Employment rose by 197K during the first three months of this year, the biggest jump since late 2015 and far exceeding the 130K expectation in a recent poll of economists.
Annual growth in earnings, excluding bonuses, edged up to 2.9 percent in the three months to March after a 2.8 percent rise in February, the Office for National Statistics (ONS) said, as expected in a poll.
While this was the biggest increase since the three months to August 2015, it represented only a 0.4 percent increase in pay in inflation-adjusted terms.
Including bonuses, total pay growth cooled to 2.6 percent from 2.8 percent in the three months to February, as expected.
Last week the BoE left interest rates on hold, despite saying in February that borrowing costs were likely to go up more quickly than it had previously thought. It said it wanted to be sure the economy was bouncing back after barely growing in the first quarter.
Economists said the strength of hiring in today’s figures suggested Britain’s economy did not have such a bad start to 2018 as portrayed by the preliminary official data.
On balance, the combination of robust employment growth, falling unemployment, and stronger underlying earnings growth — looks supportive to a Bank of England interest rate hike in August.

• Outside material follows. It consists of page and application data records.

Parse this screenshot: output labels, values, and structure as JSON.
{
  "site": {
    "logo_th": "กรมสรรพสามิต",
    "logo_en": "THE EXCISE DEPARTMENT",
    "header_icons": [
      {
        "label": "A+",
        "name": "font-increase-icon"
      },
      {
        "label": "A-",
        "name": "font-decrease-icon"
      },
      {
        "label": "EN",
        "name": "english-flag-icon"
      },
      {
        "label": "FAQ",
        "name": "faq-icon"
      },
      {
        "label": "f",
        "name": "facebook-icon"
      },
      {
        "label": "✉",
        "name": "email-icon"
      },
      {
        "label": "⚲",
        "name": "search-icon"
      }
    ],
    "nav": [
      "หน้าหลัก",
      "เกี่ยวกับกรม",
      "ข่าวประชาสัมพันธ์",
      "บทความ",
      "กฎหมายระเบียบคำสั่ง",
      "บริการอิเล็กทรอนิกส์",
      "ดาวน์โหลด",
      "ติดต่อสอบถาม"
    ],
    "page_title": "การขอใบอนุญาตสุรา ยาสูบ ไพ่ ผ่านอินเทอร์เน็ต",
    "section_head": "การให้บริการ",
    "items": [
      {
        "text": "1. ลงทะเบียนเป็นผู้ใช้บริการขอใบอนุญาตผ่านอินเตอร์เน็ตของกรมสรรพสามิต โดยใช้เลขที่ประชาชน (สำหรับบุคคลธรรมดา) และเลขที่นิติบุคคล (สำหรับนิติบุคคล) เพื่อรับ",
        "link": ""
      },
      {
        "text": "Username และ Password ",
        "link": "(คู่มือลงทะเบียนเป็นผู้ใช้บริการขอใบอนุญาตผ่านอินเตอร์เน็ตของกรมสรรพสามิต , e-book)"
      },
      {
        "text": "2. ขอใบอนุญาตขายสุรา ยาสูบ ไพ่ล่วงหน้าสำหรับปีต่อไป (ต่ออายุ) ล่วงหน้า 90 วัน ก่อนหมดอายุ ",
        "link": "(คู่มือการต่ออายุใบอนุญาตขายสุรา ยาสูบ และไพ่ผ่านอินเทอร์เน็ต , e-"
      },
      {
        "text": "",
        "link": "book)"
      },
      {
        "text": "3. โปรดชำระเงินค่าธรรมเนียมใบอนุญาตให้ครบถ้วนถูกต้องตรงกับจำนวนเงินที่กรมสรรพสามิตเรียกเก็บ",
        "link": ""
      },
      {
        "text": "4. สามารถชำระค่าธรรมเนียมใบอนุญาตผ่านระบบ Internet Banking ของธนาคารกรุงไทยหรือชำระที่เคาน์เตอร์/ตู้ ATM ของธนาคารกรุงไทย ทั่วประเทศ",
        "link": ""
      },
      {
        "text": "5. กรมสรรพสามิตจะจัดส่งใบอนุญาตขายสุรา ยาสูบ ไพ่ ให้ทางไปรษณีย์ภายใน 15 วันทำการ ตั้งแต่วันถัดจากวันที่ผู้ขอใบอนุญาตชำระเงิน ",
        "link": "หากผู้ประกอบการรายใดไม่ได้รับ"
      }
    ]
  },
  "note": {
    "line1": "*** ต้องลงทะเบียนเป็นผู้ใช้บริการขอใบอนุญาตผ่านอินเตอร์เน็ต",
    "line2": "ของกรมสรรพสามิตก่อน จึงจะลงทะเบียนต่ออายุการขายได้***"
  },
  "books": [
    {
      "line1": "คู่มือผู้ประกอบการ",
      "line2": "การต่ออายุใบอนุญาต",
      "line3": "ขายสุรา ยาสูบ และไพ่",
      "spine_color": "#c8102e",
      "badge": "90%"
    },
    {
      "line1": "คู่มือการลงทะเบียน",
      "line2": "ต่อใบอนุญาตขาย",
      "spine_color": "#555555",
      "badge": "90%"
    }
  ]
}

Less than a year before Britain is due to exit the European Union, the ONS said the number of EU nationals employed in Britain fell by 1.2 percent from a year ago to 2.292 million — the biggest drop in percentage terms for eight years.